Middle-aged mice live about 10 to 15 percent longer and are healthier when they get an injection from the brain stem cells of newborn mice. Roselle Chen reports.

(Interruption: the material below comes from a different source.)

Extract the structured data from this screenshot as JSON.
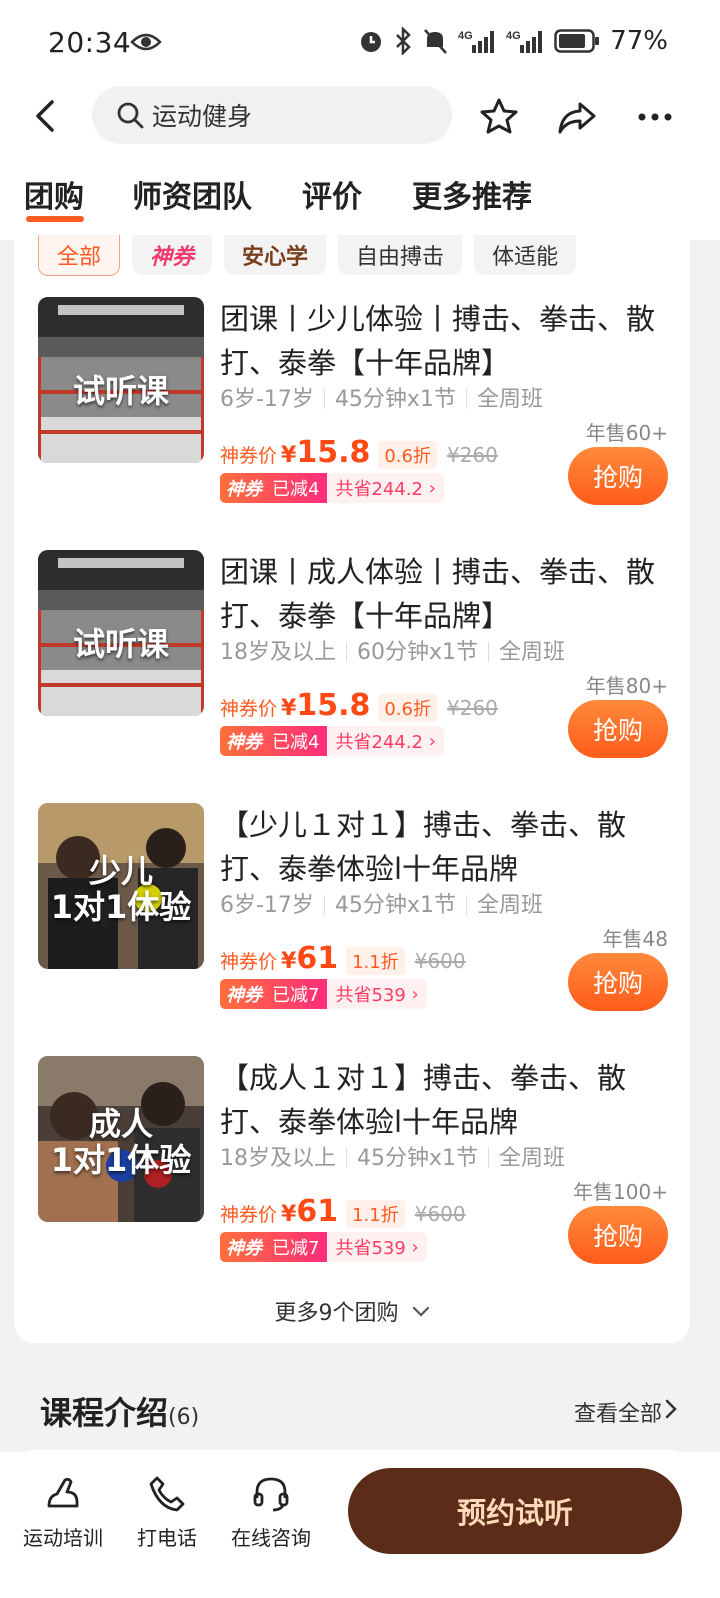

Middle-aged mice live healthier and longer lives, as long as they're injected with the hypothalamus stem cells of newborn mice. Researchers at the Albert Einstein College of Medicine discovered that the injected middle-aged mice had better muscle function and less age-related impairments than mice who were not treated. They also lived 10 to 15 percent longer. SOUNDBITE (English) DR. DONGSHENG CAI, NEUROENDOCRINOLOGIST AT ALBERT EINSTEIN COLLEGE OF MEDICINE, SAYING: "When we injected the hypothalamus stem cells, which were derived from young mice, we injected them to the middle-aged mice and that was, in fact, to slow down aging. So the mouse aged slowly and they also increased their lifespan, which is longevity." Cai says his team's findings are remarkable because it helps scientists understand how we age and how much of aging is controlled by the hypothalamus. SOUNDBITE (English) DR. DONGSHENG CAI, NEUROENDOCRINOLOGIST AT ALBERT EINSTEIN COLLEGE OF MEDICINE, SAYING: "It takes care of a lot of basic functions of life, such as growth, development, reproduction, sleep, eating, energy, balance, body temperature, blood pressure. All these basic fundamental aspects of life are controlled by the hypothalamus. So it's really in a leadership position. So when hypothalamus function is in decline, particularly the loss of hypothalamus stem cells, and this protection against the aging development is lost, it eventually leads to aging. Aging leads to inflammatory changes in the hypothalamus. This hypothalamus inflammation is very harmful for stem cells. Stem cells couldn't survive well under this aging associated hypothalamus inflammation. But compared to older mice, middle-aged mice are less severe in terms of hypothalamus inflammation. So when we injected cells during the middle ages, the cells had a better chance to survive." Looking forward, Cai says his study could help humans too. SOUNDBITE (English) DR. DONGSHENG CAI, NEUROENDOCRINOLOGIST AT ALBERT EINSTEIN COLLEGE OF MEDICINE, SAYING: "I think humans can function better during a later stage of aging, say eighties, nineties, even hundreds, centenarians. So they could have better functions and their life quality could be better, more improved." Cai says his study focuses on health as opposed to living longer and his team will continue exploring furthering the health span in mice.